The tree-lined streets of Rotherhithe are an odd place to unveil a West End musical. But this is a suitably odd situation. Graham Linehan – lauded comedy writer turned culture warrior – is about to unveil what he calls ‘a musical that may never be seen’. For much of the past 30 years, the idea

I worry Romesh Ranganathan might not have enough work


Let’s say, for the purposes of this joke, that I was recently staying in a hotel and kept hearing through the wall a voice shouting, ‘Yes! Yes! Yes!’ At first I assumed it was someone having sex – but I later found out that the next-door room was occupied by Romesh Ranganathan’s agent. This year’s

Lloyd Evans

Amazingly sloppy: Romeo & Juliet, at Duke of York’s Theatre, reviewed


Romeo & Juliet is Shakespeare with power cuts. The lighting in Jamie Lloyd’s cheerless production keeps shutting down, perhaps deliberately. The show stars Tom Holland (also known as Spider-Man) whose home in Verona resembles a sound studio that’s just been burgled. There’s nothing in it apart from a few microphones on metal stands. He and

When Fauré played The Spectator


Gabriel Fauré composed his song cycle La bonne chanson in 1894 for piano and voice. But he added string parts later and he premièred that version in April 1898 at the London home of his friend Frank Schuster: 22 Old Queen Street, the building currently occupied by this very magazine. I’m not sure how much

Is there still life in British still life?

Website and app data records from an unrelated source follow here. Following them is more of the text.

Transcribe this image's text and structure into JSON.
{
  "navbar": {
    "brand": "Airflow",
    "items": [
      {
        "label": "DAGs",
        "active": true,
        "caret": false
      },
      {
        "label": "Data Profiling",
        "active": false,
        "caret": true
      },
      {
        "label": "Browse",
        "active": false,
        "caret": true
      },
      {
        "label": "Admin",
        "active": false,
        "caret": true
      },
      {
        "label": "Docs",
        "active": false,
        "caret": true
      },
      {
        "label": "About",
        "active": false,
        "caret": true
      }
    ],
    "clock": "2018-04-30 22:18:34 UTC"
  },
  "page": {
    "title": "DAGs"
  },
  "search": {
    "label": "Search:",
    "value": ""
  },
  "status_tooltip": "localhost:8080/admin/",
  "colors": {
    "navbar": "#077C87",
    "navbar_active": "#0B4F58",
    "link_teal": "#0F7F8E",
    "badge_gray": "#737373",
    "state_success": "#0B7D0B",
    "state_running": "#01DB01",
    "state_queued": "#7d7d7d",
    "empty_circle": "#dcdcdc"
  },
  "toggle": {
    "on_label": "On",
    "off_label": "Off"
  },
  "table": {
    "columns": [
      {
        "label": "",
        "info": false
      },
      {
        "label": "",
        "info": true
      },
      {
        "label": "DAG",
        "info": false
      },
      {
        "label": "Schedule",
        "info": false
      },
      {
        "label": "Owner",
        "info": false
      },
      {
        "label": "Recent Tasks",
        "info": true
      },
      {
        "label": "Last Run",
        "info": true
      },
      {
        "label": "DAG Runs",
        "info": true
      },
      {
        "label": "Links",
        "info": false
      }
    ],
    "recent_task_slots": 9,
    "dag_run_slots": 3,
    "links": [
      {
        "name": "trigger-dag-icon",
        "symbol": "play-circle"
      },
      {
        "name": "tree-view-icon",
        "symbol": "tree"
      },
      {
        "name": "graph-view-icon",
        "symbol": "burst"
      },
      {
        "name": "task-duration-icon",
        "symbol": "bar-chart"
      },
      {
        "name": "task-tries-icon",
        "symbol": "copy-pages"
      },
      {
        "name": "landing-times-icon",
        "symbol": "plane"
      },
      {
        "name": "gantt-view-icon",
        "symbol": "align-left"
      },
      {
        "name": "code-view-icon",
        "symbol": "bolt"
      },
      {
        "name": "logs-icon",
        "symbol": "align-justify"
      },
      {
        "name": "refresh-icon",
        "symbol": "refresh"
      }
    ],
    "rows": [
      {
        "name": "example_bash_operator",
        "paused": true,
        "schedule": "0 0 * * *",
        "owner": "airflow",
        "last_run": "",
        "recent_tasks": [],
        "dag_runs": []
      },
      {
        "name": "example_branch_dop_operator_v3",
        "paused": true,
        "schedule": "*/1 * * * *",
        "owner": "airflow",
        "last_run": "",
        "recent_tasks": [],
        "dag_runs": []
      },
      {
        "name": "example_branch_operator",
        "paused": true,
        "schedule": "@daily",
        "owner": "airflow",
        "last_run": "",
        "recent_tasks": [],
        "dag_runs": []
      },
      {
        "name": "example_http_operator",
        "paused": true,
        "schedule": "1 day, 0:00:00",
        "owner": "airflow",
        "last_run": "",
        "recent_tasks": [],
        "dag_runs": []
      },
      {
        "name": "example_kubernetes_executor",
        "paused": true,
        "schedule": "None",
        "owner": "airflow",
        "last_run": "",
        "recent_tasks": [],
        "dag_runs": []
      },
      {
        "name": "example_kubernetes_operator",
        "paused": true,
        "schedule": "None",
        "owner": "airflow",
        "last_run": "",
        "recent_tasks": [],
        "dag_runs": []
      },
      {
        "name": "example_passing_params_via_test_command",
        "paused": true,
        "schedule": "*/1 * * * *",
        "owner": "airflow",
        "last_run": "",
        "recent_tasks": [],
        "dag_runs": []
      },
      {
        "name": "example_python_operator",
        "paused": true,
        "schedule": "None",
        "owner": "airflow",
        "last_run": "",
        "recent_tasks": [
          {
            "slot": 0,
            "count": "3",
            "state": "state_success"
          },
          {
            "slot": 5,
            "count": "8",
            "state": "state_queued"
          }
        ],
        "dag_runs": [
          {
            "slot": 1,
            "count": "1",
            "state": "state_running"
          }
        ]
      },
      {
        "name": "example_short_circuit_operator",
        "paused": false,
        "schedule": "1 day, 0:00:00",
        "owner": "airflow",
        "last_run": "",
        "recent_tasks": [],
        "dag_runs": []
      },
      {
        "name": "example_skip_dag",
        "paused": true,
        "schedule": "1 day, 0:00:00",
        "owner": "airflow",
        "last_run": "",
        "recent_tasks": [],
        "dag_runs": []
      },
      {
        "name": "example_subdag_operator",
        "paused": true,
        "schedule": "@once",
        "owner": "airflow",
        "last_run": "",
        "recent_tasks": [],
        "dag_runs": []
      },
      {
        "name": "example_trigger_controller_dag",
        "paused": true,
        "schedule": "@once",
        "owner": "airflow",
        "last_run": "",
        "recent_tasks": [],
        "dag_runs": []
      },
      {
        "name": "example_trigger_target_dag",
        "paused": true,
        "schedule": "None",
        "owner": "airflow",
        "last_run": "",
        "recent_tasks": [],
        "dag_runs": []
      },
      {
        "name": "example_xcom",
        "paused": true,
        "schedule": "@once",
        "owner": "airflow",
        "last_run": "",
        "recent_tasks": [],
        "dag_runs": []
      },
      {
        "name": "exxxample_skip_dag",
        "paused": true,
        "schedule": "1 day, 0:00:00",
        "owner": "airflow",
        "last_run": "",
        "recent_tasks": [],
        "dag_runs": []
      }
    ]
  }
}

‘The tyrannical rule of nature morte is, at last, over,’ announced Paul Nash in the Listener in 1931. ‘Apples have had their day.’ Since Cézanne fulfilled his famous boast that he would astonish Paris with an apple, artists had been trying the same trick in London, with limited success. Astonishment, unfortunately, only works once. Nash